WHAT YOU WILL DO | Should the word "史上最警世的超速宣導廣告" occur in a line of the records, copy that line.

DATA SHOWN |
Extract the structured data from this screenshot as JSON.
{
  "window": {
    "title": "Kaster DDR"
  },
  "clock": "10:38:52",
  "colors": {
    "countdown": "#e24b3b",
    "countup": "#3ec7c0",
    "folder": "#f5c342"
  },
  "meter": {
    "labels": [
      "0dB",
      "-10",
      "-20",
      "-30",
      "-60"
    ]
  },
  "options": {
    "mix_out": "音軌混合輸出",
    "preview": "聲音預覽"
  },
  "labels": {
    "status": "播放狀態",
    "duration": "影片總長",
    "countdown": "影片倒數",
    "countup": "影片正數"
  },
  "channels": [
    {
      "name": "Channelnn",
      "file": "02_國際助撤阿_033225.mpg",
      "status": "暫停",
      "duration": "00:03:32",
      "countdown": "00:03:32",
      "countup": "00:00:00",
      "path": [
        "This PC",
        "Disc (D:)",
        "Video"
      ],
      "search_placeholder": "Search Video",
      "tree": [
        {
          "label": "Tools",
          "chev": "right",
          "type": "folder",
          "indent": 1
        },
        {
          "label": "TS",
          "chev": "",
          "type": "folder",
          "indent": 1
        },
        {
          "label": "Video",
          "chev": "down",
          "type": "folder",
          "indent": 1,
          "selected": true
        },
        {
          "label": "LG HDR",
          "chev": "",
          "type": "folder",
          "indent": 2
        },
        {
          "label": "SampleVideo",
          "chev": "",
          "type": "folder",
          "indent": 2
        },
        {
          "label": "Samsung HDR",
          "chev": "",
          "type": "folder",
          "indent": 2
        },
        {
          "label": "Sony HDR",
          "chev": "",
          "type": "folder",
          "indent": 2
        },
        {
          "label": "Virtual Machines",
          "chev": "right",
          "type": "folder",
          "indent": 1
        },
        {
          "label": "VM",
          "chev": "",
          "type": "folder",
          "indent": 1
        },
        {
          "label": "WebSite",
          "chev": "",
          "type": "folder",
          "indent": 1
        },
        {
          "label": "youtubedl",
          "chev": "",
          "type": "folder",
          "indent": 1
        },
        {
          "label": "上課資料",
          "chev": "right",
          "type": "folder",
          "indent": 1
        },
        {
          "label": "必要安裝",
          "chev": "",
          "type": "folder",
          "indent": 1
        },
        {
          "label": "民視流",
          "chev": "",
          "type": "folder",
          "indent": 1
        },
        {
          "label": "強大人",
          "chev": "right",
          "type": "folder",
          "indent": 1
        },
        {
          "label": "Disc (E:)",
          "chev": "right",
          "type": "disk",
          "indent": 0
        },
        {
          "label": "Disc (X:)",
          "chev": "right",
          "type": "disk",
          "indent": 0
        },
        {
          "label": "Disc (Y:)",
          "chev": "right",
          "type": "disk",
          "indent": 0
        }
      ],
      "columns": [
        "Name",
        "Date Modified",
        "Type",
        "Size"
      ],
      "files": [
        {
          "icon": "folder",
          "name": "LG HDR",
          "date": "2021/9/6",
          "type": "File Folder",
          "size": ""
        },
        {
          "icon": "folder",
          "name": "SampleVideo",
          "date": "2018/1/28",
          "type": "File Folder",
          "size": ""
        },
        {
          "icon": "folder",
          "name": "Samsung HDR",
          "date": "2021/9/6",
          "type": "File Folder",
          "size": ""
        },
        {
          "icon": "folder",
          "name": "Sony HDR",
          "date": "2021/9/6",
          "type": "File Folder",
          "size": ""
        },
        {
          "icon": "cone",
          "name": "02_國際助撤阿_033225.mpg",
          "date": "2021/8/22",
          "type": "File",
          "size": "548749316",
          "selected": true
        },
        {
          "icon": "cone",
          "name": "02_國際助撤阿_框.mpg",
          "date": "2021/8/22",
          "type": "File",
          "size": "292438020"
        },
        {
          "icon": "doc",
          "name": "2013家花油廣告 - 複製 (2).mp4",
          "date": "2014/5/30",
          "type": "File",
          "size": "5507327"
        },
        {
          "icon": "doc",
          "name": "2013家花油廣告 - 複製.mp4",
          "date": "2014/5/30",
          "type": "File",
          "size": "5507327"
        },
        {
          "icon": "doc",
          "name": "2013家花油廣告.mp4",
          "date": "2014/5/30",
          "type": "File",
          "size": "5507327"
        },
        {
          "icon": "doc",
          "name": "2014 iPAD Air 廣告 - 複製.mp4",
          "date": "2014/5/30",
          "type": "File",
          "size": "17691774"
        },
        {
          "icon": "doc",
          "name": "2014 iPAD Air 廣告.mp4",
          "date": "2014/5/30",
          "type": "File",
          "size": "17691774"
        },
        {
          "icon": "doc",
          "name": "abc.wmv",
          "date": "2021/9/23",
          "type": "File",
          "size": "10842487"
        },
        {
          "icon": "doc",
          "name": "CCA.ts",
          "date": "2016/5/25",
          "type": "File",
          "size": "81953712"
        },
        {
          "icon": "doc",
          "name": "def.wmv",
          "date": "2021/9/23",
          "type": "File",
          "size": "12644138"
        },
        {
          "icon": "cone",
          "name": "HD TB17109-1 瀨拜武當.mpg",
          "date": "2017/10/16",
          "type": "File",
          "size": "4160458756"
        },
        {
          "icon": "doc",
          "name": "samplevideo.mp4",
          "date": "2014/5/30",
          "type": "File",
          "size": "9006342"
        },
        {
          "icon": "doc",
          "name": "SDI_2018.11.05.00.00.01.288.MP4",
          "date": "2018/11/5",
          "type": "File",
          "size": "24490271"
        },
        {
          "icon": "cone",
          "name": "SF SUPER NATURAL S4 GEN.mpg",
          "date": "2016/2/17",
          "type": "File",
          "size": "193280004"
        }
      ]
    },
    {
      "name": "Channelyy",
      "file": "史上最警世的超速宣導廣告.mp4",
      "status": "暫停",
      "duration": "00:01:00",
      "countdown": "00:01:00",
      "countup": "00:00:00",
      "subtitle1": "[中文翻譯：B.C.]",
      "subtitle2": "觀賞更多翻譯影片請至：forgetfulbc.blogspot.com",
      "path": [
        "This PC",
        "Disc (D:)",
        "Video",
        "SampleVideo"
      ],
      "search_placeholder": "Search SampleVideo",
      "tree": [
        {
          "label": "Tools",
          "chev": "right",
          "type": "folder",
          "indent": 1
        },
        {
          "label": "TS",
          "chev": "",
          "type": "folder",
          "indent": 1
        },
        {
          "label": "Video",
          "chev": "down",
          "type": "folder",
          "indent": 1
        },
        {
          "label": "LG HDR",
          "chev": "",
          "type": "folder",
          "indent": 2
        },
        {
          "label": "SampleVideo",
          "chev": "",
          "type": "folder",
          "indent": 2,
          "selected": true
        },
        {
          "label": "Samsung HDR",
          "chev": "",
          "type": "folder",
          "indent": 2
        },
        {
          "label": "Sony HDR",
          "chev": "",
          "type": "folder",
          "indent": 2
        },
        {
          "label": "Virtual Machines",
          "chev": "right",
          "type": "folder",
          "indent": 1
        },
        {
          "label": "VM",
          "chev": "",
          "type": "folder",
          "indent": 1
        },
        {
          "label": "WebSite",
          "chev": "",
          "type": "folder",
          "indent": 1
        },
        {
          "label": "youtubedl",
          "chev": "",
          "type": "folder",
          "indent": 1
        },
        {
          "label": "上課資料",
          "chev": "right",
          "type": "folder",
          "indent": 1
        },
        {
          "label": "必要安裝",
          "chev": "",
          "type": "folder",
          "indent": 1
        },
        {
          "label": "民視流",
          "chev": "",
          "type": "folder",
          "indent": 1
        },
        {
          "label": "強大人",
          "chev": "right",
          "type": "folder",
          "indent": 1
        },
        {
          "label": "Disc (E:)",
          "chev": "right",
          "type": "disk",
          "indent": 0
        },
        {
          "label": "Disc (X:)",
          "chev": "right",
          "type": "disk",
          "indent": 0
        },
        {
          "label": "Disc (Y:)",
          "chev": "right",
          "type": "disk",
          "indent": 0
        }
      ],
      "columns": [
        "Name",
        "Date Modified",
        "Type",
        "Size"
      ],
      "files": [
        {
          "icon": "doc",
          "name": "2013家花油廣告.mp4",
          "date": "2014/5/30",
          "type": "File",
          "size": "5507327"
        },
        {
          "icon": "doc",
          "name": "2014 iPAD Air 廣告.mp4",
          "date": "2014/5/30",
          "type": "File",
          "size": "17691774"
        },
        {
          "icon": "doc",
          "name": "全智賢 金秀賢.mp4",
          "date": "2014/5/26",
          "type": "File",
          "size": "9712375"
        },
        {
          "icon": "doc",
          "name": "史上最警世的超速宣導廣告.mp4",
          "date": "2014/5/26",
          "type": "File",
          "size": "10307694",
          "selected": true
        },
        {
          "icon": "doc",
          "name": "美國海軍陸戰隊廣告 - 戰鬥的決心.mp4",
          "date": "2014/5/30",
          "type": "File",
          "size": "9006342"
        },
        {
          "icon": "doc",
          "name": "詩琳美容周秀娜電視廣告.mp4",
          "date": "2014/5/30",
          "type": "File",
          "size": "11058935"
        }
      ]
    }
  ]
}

TASK RESULT |
      "file": "史上最警世的超速宣導廣告.mp4",
          "name": "史上最警世的超速宣導廣告.mp4",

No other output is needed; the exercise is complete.